#### RECORDS PROVIDED ####

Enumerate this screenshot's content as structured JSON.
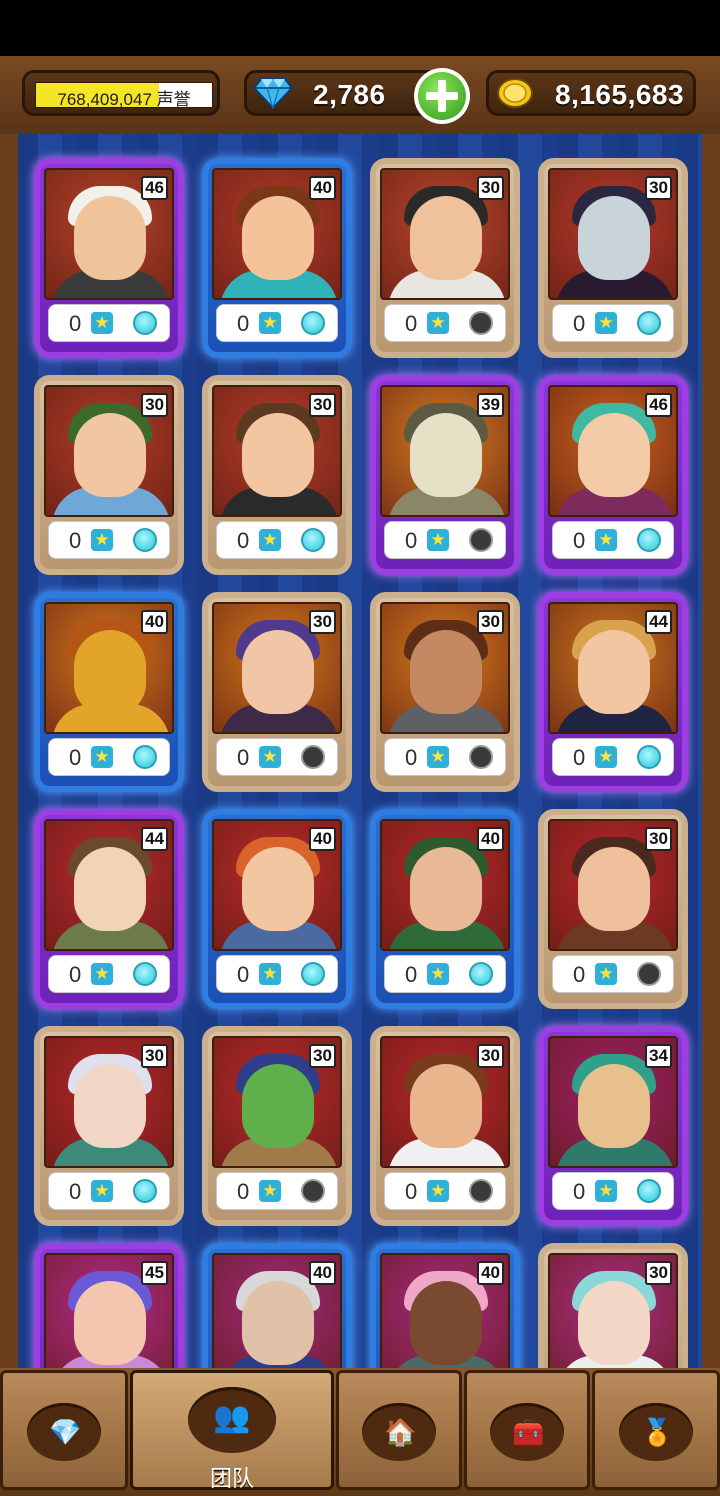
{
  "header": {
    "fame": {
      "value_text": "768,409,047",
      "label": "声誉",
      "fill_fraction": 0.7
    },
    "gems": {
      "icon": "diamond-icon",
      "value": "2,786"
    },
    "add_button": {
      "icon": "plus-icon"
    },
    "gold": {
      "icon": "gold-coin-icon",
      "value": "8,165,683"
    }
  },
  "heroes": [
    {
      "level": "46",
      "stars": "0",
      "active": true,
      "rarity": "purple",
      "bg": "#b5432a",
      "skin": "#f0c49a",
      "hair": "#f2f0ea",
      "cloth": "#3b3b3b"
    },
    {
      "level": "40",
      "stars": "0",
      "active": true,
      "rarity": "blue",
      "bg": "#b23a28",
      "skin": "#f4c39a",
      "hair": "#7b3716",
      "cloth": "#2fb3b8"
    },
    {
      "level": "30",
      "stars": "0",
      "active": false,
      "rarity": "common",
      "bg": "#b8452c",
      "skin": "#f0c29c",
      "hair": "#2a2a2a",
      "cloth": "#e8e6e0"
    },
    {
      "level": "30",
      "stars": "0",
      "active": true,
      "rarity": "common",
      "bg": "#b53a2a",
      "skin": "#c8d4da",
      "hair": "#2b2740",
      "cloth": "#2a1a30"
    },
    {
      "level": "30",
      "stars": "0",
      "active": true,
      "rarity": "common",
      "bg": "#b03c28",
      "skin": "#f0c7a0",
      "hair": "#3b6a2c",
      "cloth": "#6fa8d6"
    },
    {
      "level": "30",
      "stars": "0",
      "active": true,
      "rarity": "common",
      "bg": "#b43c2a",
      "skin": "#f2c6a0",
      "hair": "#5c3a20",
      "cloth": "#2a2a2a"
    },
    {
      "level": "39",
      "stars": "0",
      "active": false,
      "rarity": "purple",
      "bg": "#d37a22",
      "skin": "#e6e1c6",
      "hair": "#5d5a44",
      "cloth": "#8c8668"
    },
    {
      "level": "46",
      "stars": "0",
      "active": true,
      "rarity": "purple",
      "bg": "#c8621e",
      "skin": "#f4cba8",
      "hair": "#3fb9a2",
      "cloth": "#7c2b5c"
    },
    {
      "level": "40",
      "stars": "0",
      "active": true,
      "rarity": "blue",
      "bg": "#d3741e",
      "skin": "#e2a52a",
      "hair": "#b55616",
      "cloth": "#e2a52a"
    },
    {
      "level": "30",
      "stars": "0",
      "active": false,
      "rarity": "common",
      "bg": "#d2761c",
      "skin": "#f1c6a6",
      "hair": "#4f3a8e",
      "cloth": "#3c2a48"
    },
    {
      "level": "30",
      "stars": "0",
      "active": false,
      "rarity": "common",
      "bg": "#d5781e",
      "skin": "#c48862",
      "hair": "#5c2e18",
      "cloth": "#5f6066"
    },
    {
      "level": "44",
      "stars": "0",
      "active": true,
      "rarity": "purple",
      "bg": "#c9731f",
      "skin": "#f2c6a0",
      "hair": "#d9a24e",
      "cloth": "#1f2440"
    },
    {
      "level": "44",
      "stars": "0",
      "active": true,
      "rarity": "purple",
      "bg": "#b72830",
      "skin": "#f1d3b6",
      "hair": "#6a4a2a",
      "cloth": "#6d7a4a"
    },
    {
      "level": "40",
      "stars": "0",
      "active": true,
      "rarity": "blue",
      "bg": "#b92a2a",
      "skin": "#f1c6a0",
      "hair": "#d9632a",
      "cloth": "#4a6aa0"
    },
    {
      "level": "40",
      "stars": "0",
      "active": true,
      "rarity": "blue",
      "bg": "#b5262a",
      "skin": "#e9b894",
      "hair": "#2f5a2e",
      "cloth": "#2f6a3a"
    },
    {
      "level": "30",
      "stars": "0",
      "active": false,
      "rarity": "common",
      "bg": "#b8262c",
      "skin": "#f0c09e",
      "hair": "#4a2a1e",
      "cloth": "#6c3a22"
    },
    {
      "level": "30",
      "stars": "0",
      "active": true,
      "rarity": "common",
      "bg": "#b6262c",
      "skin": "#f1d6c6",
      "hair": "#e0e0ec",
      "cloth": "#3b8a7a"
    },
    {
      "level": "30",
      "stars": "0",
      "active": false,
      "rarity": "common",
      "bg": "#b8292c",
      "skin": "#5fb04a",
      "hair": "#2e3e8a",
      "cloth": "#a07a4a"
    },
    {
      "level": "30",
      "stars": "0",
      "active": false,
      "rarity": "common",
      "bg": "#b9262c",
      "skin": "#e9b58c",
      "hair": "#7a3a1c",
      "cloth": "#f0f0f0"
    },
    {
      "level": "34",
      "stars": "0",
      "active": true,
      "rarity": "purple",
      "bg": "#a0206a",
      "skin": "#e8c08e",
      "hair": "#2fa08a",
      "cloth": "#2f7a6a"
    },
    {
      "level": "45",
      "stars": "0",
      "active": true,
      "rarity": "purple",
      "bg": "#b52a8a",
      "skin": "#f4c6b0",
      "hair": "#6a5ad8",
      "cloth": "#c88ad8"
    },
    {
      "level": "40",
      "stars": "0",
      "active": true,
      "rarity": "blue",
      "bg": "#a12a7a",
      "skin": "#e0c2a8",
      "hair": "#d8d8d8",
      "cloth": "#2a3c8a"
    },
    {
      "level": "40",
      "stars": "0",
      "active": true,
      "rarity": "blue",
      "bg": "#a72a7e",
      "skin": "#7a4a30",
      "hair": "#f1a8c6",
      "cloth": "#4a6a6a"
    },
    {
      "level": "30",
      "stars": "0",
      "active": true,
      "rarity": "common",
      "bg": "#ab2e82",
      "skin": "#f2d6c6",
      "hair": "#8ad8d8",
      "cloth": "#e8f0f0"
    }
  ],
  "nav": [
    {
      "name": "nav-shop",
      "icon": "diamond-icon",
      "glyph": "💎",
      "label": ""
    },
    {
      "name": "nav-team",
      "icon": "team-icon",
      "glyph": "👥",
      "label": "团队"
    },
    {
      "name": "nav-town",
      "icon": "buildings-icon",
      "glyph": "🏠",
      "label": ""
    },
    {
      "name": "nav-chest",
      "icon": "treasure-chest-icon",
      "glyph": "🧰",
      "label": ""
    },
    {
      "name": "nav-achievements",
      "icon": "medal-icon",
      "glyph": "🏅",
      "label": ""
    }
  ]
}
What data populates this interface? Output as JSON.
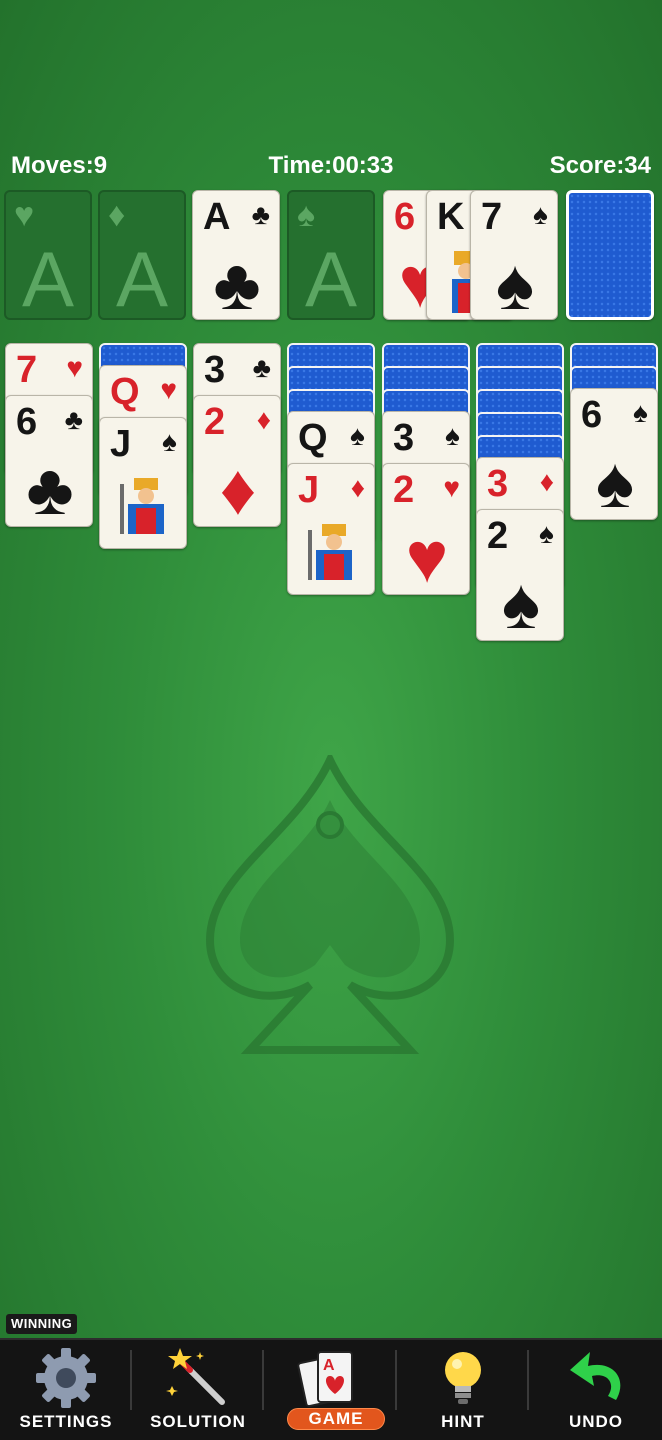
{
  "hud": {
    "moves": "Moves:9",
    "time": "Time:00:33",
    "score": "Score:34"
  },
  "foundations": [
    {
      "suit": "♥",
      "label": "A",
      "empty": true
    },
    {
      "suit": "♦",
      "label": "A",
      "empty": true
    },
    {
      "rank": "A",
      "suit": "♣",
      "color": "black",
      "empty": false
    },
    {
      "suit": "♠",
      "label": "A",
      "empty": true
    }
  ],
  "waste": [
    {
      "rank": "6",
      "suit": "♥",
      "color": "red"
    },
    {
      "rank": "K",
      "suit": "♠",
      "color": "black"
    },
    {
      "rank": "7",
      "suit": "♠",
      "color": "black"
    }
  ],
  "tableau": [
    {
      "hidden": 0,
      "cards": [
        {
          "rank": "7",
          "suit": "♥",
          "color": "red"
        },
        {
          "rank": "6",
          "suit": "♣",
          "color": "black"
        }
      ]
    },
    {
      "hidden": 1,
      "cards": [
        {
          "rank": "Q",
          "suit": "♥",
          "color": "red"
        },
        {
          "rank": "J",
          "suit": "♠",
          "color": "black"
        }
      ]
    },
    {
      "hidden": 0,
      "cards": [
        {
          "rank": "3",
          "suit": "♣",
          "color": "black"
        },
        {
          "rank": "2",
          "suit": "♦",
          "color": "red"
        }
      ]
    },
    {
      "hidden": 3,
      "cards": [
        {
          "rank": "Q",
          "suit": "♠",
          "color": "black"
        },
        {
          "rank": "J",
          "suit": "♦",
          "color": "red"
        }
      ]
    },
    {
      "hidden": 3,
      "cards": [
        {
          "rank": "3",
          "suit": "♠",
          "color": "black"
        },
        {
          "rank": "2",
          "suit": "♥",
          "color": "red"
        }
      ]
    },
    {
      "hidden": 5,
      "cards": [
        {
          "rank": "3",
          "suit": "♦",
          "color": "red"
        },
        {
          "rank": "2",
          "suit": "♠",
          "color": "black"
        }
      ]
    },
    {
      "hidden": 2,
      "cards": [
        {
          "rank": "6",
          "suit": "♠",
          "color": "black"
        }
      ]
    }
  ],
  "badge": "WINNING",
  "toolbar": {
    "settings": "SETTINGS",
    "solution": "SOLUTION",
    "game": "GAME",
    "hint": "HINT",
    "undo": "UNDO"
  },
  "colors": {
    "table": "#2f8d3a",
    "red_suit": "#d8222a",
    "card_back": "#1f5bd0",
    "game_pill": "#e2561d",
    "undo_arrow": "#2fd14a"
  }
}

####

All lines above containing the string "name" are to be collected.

EXERCISE SOLUTION ::
      "name": "nav-shop",
      "name": "nav-team",
      "name": "nav-town",
      "name": "nav-chest",
      "name": "nav-achievements",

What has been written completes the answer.